It is a well-known fact that horned cattle that have been raised together don’t fight much. Experienced stockyard men claim the greatest damage from horn bruising is done when a cow or two with “untipped horns” is turned into a stockyard pen with strange cattle.
The American rancher, of course, tried dehorning, probably some time before we did, but now practically all the range cow herds of any size in the United States wear horns and the American cowman would not have it any other way. Horn bruising has been reduced to a minimum by tipping the horns of shipper cows previous to shipping.
The practice now is to dehorn all the steer calves and leave the horns on the heifers that are to be kept for replacement in the breeding herd.
This has a direct bearing on the economy of the ranchers in Alberta. While the price of beef on the hoof has been steadily going down, freight rates, industrial wages and farm machinery has either stood still or gone up. The cattleman is faced with either cutting his cost of production or bankruptcy. Many ranchers believe that they can cut their cost of production leaning towards a grass economy. As has been previously mentioned concentrates are becoming available that can be fed fairly cheaply and easily on grass, as has been done in the United States for years. This would cut the labor costs, the amount of roughage fed and I believe this is quite practical in a normal winter. Of course a good reserve of hay would have to be held over for a hard winter. If this takes place and it looks like it will, then horned cow herds would be a benefit on a lot of ranches.

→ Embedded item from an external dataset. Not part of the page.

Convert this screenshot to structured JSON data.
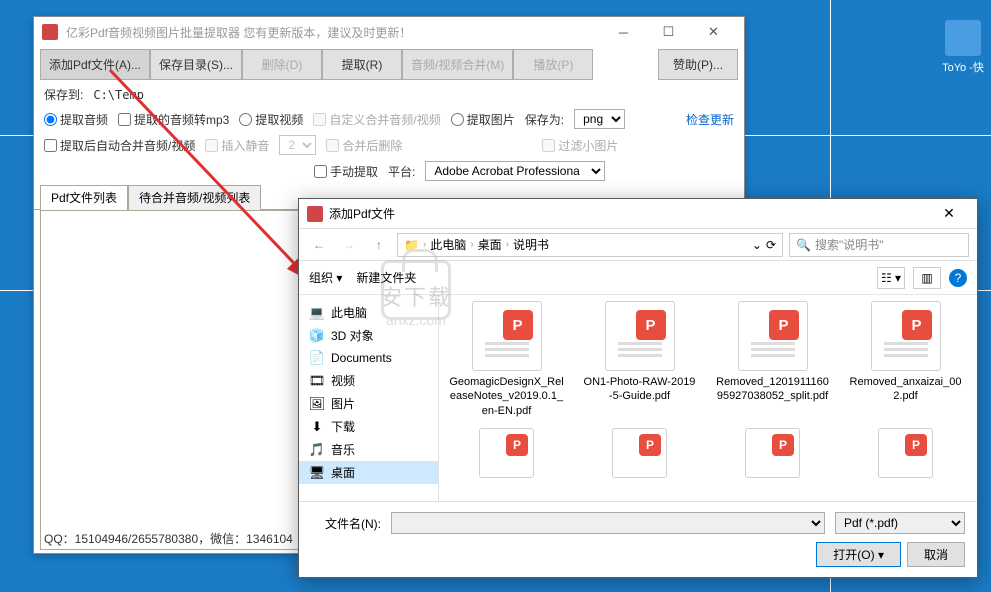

We should now take a look at the Alberta Government Horn Tax. This tax was instituted primarily to stop carcass bruising by horned cattle, on the assumption that people would dehorn rather than pay the tax. Purebred horned cattle were exempted, providing the registration papers went to market with the animal, to be stamped by the brand reader. Calves up to 400 pounds were exempted. The tax on an animal with horns was one dollar. After several years of observation, the department decided it might be more effective if the tax was raised and so the Minister announced that on July 1 the tax would be raised to two dollars, a year from then it would be three dollars and if horns still did not come off then it would be raised still further.
The Western Stock Growers’ Association (WSGA), the Alberta Shorthorn Association and the Alberta Hereford Association are in sympathy with the Minister in his campaign to stop unnecessary carcass bruising, but they feel that in one respect the Horn Tax Act defeats its purpose. The purebred business in Alberta has been bounding ahead. At the present time there is a total of about two thousand members in the above mentioned associations who raised an aggregate of 10,000 or 12,000 calves. This would average out to five or six calves a member. There were about 1,500 dairy calves registered in the province in 1952. Most of these cattle will eventually end up through the public markets. One does not have to be an Einstein to visualize the number of tax-free horned cattle that will dribble into the stock yard pens each year, the very thing the Horn Tax is trying to abolish.
The WSGA, the Alberta Hereford and Shorthorn associations all feel that the tax would be more just and would benefit every phase of the beef cattle industry in Alberta to a greater degree if the Act were modified so that breeding cattle, both purebred and grade, would be exempt from the Horn Tax, provided the horns were properly tipped before the cattle were marketed. The brand readers would decide if the horns were tipped.
It would benefit the purebred breeder, the trucker, and the brand reader to the extent that they would not have to fuss around with registration papers. The commercial breeder could leave the horns on his cows if he thought it best and it would benefit the industry as a whole as horn bruising in the stock yards by breeding cattle would be reduced to a minimum.
‘Our History’ is curated by former Canadian Cattlemen editor, Gren Winslow.